On Wednesday India announced that it successfully tested an anti-satellite weapon, destroying one of its own satellites with a missile, and that it has thereby joined the elite club of China, Russia and the U.S. who have demonstrated this capability over recent decades. This is concerning for many reasons, and Canada has an opportunity and a responsibility to take a lead in condemning this test. Not because we would consider India to pose a direct threat to Canadian satellites, but because the test represents an explicit arms race in space, which creates enormous risks for all of us.
India has claimed that the satellite was destroyed at a low enough altitude that any debris created will burn up upon re-entry into the Earth’s atmosphere. But there is no way to control space debris, and as has happened with Chinese and U.S. anti-satellite tests in the past, some of it may be sent up into higher orbits, creating a serious hazard for commercial and government satellites servicing nearly every country in the world.
There is so much activity in outer space today that we have a problem of space traffic management. Remember the film “Gravity”? For all its Hollywood flaws, it highlights the actual problem of space debris. The International Space Station has suffered serious damage at least once from a piece of debris no larger than a few centimetres, orbiting at a velocity that renders something as small as a paint fleck into a flying bullet.
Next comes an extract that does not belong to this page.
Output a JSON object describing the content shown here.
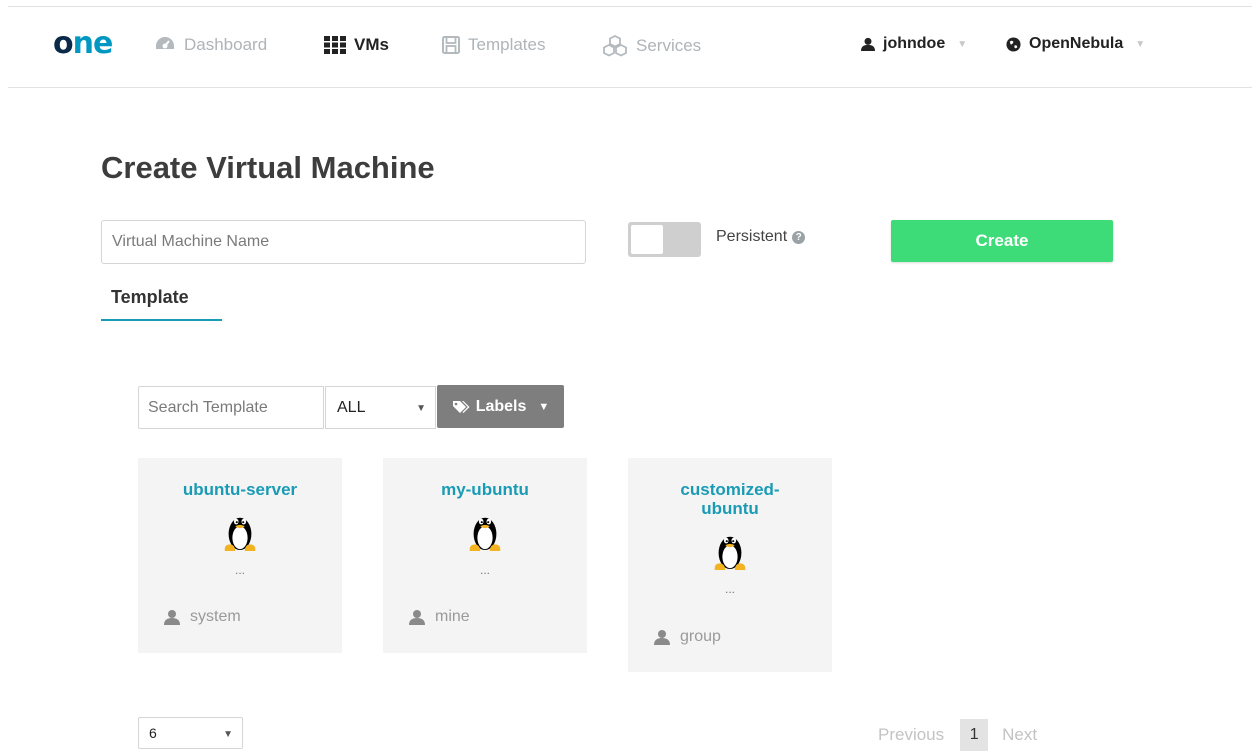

If our satellites are impacted by space debris, or deliberately targeted by a cyber attack or a kinetic weapon like India and others have demonstrated, so much of our 21st century existence would be affected. Think of losing GPS and thereby losing all shipping, road and air traffic navigation, and having to ground all commercial flights for a day or more. Think of losing telecommunications, critical medical data, or of closing the international financial market even temporarily. Think of the military losing their ability to navigate, communicate, or know where their own troops are in remote areas – let alone those of an enemy.
If Canada does not publicly condemn this test, our silence may mean we accept it, and that is a dangerous signal to send. When China infamously destroyed a defunct Fengyun satellite in 2007, creating hundreds of thousands of pieces of space debris, the international silence was deafening. The point was that Russia, the U.S. and others wanted to keep open the possibility of undertaking similar tests themselves. But the risks posed by an arms race in space means that this silence must no longer remain the status quo.
This week the UN Group of Government Experts has been meeting in Geneva to discuss the Prevention of an Arms Race in Outer Space, in which representatives from Canada are taking part. India has claimed that nothing about this test is in breach of international law. The 1967 Outer Space Treaty only prohibits the placement of nuclear weapons and other weapons of mass destruction in orbit around the Earth, it says nothing about the use of more “conventional” weapons. But even if it is not clearly illegal, it is certainly clearly irresponsible. The fact that the world’s experts are highlighting these issues right now means the timing is rich for Canada to make an international statement against India’s test.
Canada has stated repeatedly that it wishes to take a lead in developing international norms for space. In the 2018 policy document “Strong, Secure, Engaged”, the Department of National Defence stated that deterring irresponsible behaviour is a priority and that it wants to work together with other government departments and other nations in developing international norms. This month Minister of Innovation, Science and Economic Development Navdeep Singh Bains announced Canada’s New Space Strategy, which repeats that commitment, though it pays most of its attention to why space matters to Canadians in our everyday lives. Our dependency on space means we have a direct interest in fulfilling this promise, but we also have an international responsibility, as Canada is seen as a credible, stable and progressive player on the international stage, and others look to us to temper the current rhetoric of our southern neighbours.
Inevitably, some will say that India’s test provides support for President Trump’s new Space Force. Sadly, the rhetoric that Trump is using is escalatory, calling for U.S. dominance in space and denoting space as a warfighting domain. Conversely, Canada’s role can be a deterrent one, employing international diplomacy to ensure the long-term sustainability of an environment we have become so dependent upon and will only use more in the near future.